The Japanese word ’shiatsu’ means “finger pressure” and is
based on the principles of Traditional Chinese Medicine. Fingers and palms are
mainly used, however sometimes knees, elbows and feet are used to apply firm but
gentle pressure to specific points on the body’s energy pathways (meridians) to
improve the flow of energy or “Qi” and balance the system where appropriate.
Shiatsu has some features in common with European style
massage and other forms of bodywork in that the use of physical pressure and
stretches serve to reduce muscular tension and loosen stiff joints.
The big difference between Shiatsu and European-style massage
is that the receiver remains clothed during the treatment. The principal aim of
Shiatsu is not to work on localised muscles and joints, but on the overall
energy system of the client. A Shiatsu practitioner working on a shoulder joint,
for example, will not just be focusing on the joint but on the pattern of energy
throughout the client's body.
Most often your physical aches and pains are simply the
external manifestation or surface ‘action’ required in meeting a deep underlying
need or psychological pattern. Shiatsu, whilst acknowledging and working with
the manifestation, ultimately aims to work on meeting the underlying cause or
need to eliminate the resultant action. If we are agreed that you would receive

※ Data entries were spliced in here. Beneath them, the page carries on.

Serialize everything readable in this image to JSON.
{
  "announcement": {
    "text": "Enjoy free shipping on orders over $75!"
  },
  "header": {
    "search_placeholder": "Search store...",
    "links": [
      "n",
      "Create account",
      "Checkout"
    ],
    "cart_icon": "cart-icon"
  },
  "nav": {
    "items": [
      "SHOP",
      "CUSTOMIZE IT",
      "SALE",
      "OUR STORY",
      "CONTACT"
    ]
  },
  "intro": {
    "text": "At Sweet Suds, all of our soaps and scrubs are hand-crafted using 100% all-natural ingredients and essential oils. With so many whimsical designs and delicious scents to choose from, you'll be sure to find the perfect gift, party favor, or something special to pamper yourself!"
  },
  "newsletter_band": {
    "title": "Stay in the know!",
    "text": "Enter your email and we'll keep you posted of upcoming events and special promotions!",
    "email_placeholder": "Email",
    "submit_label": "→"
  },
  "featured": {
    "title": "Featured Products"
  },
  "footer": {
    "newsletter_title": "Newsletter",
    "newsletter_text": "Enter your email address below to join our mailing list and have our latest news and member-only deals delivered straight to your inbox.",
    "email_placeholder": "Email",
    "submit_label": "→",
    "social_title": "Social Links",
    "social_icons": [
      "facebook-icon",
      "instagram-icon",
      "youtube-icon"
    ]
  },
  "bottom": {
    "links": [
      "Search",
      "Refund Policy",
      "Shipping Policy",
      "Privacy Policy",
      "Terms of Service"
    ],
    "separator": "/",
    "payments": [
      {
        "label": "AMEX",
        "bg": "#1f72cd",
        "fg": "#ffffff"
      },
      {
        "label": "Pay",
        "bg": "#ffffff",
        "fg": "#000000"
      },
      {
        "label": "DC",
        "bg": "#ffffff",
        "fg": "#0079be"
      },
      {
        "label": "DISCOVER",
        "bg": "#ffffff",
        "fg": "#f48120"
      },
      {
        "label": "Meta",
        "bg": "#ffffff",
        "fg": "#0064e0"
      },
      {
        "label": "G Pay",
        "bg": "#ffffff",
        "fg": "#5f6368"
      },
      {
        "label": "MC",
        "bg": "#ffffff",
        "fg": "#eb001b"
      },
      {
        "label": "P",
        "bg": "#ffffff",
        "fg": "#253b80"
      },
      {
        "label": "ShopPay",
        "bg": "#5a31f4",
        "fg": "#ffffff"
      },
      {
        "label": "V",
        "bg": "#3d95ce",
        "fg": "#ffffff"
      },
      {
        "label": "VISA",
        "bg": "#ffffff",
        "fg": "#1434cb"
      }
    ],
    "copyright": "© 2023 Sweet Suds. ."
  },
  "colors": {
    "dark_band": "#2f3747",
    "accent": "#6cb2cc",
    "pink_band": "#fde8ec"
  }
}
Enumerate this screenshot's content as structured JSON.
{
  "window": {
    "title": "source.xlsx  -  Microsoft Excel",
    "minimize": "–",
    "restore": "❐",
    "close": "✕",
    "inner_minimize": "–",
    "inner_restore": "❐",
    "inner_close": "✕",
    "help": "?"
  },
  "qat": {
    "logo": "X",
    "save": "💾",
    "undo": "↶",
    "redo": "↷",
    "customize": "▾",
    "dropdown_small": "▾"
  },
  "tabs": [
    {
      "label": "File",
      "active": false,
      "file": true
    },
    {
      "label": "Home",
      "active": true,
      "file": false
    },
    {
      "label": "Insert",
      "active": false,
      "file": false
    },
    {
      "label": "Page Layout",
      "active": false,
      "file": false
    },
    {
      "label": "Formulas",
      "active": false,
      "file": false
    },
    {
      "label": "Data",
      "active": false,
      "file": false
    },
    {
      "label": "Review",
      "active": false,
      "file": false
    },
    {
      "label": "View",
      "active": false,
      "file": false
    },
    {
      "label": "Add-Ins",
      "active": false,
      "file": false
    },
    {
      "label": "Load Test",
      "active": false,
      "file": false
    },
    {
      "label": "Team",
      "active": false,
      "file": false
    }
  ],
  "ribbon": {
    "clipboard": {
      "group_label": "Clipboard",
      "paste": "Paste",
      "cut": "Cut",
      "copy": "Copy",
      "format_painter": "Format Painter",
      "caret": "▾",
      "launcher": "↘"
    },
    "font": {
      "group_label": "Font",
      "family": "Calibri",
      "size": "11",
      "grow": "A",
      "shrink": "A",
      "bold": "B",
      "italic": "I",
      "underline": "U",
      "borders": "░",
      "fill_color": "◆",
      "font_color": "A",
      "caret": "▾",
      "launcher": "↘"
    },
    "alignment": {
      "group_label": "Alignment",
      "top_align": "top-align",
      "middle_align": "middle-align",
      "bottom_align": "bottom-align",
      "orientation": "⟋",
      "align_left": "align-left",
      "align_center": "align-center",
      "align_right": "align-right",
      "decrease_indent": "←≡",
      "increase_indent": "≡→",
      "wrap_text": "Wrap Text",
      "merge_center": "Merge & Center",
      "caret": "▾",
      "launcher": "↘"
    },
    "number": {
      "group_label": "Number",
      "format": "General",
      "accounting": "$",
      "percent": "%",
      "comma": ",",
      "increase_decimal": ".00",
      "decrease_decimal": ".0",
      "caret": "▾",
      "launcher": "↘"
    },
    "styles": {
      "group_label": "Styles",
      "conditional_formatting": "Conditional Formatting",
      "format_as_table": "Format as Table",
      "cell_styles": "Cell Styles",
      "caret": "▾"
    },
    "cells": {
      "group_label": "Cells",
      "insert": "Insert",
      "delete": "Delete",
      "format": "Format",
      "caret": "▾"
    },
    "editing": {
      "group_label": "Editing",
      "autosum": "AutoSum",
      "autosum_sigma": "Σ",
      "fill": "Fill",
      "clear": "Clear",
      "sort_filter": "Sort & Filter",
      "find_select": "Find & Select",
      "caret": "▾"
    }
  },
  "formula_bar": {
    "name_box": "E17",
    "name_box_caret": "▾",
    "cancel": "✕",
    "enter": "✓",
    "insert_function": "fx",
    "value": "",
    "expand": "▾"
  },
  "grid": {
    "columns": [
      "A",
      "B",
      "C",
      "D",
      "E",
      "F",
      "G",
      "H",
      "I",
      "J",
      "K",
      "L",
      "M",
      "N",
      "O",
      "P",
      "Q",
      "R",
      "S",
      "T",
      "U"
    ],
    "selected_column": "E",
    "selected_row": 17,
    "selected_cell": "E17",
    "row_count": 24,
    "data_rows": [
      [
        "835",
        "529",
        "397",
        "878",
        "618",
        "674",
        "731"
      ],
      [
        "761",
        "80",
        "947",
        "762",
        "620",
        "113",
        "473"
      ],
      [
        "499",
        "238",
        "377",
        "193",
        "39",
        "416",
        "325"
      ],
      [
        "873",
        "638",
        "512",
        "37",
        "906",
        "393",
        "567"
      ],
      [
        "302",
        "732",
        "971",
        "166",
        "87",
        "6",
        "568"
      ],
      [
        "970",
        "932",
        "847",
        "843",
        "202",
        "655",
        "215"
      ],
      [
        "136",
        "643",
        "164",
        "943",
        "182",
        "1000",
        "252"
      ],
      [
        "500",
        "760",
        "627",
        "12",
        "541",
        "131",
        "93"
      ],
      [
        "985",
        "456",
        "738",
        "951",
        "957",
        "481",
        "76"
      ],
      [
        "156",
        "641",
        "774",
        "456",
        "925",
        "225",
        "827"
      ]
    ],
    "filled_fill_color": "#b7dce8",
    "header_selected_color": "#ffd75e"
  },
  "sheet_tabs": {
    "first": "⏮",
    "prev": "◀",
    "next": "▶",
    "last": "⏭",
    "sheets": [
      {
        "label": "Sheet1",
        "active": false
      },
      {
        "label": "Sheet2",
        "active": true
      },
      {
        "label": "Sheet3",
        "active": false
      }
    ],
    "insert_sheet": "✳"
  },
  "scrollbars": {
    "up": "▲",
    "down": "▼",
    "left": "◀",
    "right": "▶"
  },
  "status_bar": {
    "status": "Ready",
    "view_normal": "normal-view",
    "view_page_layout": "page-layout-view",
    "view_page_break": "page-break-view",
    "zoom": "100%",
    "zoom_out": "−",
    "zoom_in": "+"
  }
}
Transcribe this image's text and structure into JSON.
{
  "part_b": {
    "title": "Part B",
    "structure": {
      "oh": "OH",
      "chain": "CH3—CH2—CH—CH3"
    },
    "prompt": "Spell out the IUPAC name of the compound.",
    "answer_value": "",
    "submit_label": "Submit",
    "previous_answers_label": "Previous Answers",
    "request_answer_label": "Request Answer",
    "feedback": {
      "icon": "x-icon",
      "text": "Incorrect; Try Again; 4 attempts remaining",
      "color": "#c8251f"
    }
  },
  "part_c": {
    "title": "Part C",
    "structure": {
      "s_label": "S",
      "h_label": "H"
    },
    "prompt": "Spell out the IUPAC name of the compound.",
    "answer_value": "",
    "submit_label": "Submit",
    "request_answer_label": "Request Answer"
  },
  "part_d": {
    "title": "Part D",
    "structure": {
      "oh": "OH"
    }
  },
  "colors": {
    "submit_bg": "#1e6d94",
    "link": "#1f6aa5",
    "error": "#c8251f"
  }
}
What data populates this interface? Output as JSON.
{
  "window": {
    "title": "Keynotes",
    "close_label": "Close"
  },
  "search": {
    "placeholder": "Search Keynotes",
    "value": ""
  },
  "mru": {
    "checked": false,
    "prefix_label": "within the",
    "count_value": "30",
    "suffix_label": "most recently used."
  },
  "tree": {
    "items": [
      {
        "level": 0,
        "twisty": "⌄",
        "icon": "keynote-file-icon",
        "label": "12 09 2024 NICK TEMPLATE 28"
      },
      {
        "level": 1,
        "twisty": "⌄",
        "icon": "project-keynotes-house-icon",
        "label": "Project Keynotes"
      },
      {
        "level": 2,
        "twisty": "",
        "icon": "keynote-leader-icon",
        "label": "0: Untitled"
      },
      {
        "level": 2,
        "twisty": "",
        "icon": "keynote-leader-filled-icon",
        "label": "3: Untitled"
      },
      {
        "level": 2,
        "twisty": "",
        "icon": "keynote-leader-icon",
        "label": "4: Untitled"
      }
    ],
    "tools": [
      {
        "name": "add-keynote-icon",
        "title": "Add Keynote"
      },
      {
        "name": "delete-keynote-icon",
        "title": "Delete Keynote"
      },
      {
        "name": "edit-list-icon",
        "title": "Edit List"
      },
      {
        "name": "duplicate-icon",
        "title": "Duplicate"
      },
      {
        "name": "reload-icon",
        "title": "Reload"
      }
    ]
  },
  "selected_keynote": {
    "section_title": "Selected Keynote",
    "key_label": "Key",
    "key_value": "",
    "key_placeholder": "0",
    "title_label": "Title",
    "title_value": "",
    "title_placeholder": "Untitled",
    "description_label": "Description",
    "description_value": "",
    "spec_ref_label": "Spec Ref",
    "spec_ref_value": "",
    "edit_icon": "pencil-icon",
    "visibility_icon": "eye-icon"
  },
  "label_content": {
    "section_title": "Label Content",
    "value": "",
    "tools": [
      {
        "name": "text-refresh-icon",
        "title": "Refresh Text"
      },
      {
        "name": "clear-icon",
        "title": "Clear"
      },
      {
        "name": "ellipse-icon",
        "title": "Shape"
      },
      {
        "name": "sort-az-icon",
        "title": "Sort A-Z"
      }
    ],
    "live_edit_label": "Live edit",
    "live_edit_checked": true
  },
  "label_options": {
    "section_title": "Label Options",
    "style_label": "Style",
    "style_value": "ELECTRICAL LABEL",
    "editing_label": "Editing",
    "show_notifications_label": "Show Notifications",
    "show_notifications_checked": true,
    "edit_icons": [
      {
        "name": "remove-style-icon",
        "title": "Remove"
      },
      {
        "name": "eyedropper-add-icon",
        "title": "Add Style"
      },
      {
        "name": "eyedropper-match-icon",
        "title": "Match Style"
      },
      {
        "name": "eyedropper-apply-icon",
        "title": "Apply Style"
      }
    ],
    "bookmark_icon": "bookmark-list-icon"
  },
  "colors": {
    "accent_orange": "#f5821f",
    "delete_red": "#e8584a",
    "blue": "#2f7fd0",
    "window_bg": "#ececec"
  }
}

added benefit through then this will be incorporated into the treatment.